The watchdog said it had asked the force to carry out an investigation into the incident, which it will supervise.
The watchdog said that according to the information provided by Devon and Cornwall police the Taser was used on three boys aged 14 and 15 following a 999 call about a violent incident at the school.
IPCC Associate Commissioner Tom Milsom said: “From the review we have carried out of Taser complaints we have specific concerns about some of the ways and circumstances in which it is used.
“We have asked Devon and Cornwall police to carry out a supervised investigation into the incident at Chelfham senior school so that the public can be reassured that the examination of this incident receives independent oversight.”
The school, which is owned by the Priory Group, specialises in children with learning difficulties including behavioural, emotional and social difficulties and autism.
It is a day and residential school for boys and girls aged seven to 19, and is owned by the company known for its addiction clinics favoured by celebrities.
Devon and Cornwall police also is being investigated by the police watchdog over an incident in which a man who doused himself in petrol burst into flames when he was shot with a Taser.
Andrew Pimlott, 32, suffered horrific injuries in the confrontation outside his house in Plymouth and died in a hospital burns unit five days later.
Figures released to parliament earlier this year showed armed officers discharged, targeted or threatened to use Tasers against youngsters more than 320 times in 2011 – an 11-fold increase from the first year they were cleared for use against under-18s in 2007.
In the first year of officers being cleared to Taser children, they were used 29 times in England.
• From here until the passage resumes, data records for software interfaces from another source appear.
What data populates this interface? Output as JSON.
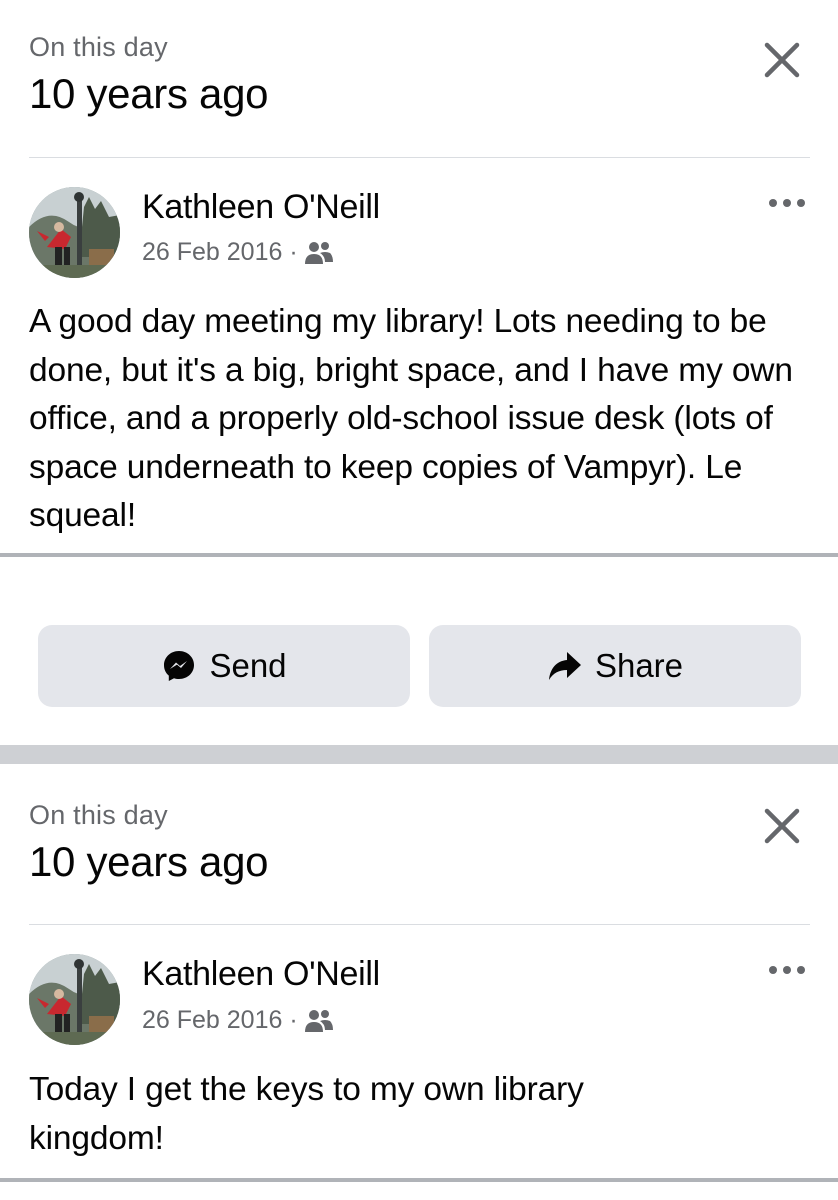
{
  "memories": [
    {
      "kicker": "On this day",
      "title": "10 years ago",
      "author": "Kathleen O'Neill",
      "date": "26 Feb 2016",
      "separator": "·",
      "audience_icon": "friends-icon",
      "post_text": "A good day meeting my library! Lots needing to be done, but it's a big, bright space, and I have my own office, and a properly old-school issue desk (lots of space underneath to keep copies of Vampyr). Le squeal!",
      "actions": {
        "send_label": "Send",
        "share_label": "Share"
      }
    },
    {
      "kicker": "On this day",
      "title": "10 years ago",
      "author": "Kathleen O'Neill",
      "date": "26 Feb 2016",
      "separator": "·",
      "audience_icon": "friends-icon",
      "post_text": "Today I get the keys to my own library kingdom!"
    }
  ],
  "icons": {
    "close": "close-icon",
    "more": "more-options-icon",
    "send": "messenger-icon",
    "share": "share-arrow-icon"
  },
  "colors": {
    "primary_text": "#050505",
    "secondary_text": "#65676b",
    "button_bg": "#e4e6eb",
    "separator_band": "#ced0d4"
  }
}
By 2009, this had increased to 135.
In 2010, the weapons were used 339 times against children and by 2011 – the latest year for which figures are available – the total stood at 323.
The figures were released following a parliamentary question asked by Lib Dem backbencher Julian Huppert.
In 2004, following a trial in five forces, it was agreed to allow chief officers of all police forces in England and Wales to make Tasers available to authorised firearms officers.